And back at their home in Oxford, Mich., his family has watched or listened to every game that DeSantis has played.
"Wherever I'm playing, my family's plan for the night is to sit down and watch me play," DeSantis said. "It means a lot to have parents that care."
It also means a lot for DeSantis to finally have a chance after years of being a healthy scratch or bouncing between the AHL and ECHL.
That was the situation last season when DeSantis appeared in only 19 games with the Penguins and spent much of the year as a healthy scratch or down with Wheeling.
It was a frustrating time.
"It was kind of a wasted season," DeSantis said. "I know I can play the game when I get my chance, but I just didn't get that chance."
One bright spot from last season was an opportunity for DeSantis to reunite with head coach John Hynes, who was his coach for two years in the U.S. National Program.
"I played for coach Hynes as a 17-year-old and it was good to play for him again when I was in Wilkes-Barre," DeSantis said.
Hynes knew DeSantis was capable of playing at the AHL level last season, but the Penguins had few injuries on defense and it was tough to get him a chance.
Seeing DeSantis bounce back to have a career year this season while dealing with his mother's diagnosis isn't a surprise to Hynes.
"It's good to see him work through things with his family and have this success," Hynes said. "He was always a guy who could rise up to challenges and overcome things in his career. The season he's having is well-deserved and it couldn't happen to a better young man."

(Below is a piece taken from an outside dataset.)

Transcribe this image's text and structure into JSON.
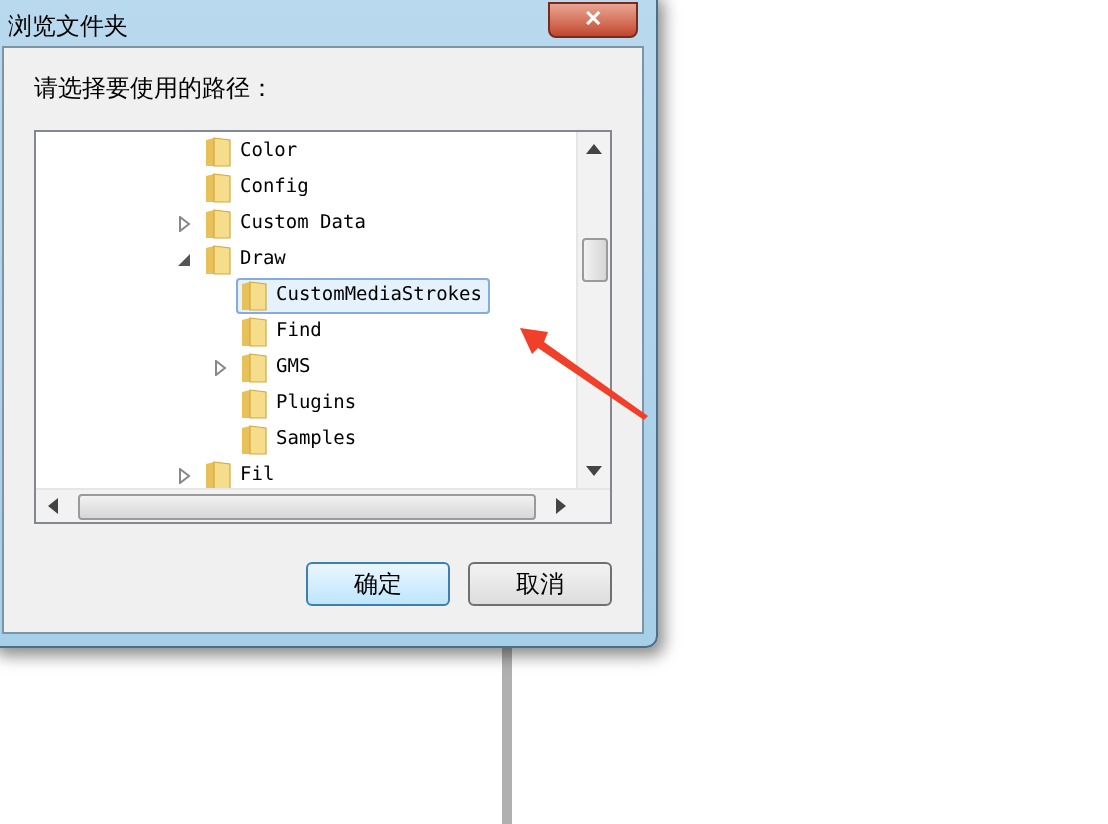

A main reason why it happened is because of the lessons DeSantis has learned from his mother, who taught him to be confident and positive.
Those lessons also helped DeSantis this season when he began the year with St. John's as a healthy scratch for a handful of games.
"It's not easy to sit out or go to the ECHL, and if I didn't have confidence in myself I probably wouldn't be playing right now," he said.
"My mom and I are really similar in that regard. She's a very caring, confident person who has such a good attitude. That's important for what she's going through and it's been important for me to overcome adversity throughout my career."
DeSantis keeps in touch with his family daily and said his mother's condition is improving as she prepares to go through another round of chemotherapy.
"That's a tough thing to go through and it really gets her tired," DeSantis said.
"Seeing what she has been able to go through really has changed my outlook on the ice and in life. It's important to make every minute count, whether it's with hockey or with my family."
On Monday night before St. John's took on Wilkes-Barre/Scranton, Jason DeSantis and Penguins defenseman Alex Grant met for dinner to recollect about the similar struggles they have each endured during their hockey careers.
Like DeSantis, Grant has also felt the disappointment of being a healthy scratch or going down to Wheeling.
He also knows what it's like to make the most of an opportunity. Last season Grant appeared in just four games for the Penguins. This year he is the team's highest-scoring defenseman (29 points).
"Last year, we both knew that we just needed a chance and we always believed in ourselves," Grant said. "We had to make the most of it."
DeSantis spoke to Grant often during the summer and asked him about living in Newfoundland if he signed with St. John's.
"I know a lot about the area and told him he would enjoy it there," Grant said. "Living there would get his mind off things a little bit."
One thing Grant isn't familiar with is how DeSantis balances the concern for his mother with the demands of pro hockey. He supported DeSantis in his decision to play this season and is glad to see his friend have the best year of his career.
"I'm sure there's a little piece of him doing this for his mother, and that makes it even more special," Grant said. "I can't even imagine how much this weighs on his mind. This is a profession that we love, but at the end of the day the most important thing is at home. Your family comes first."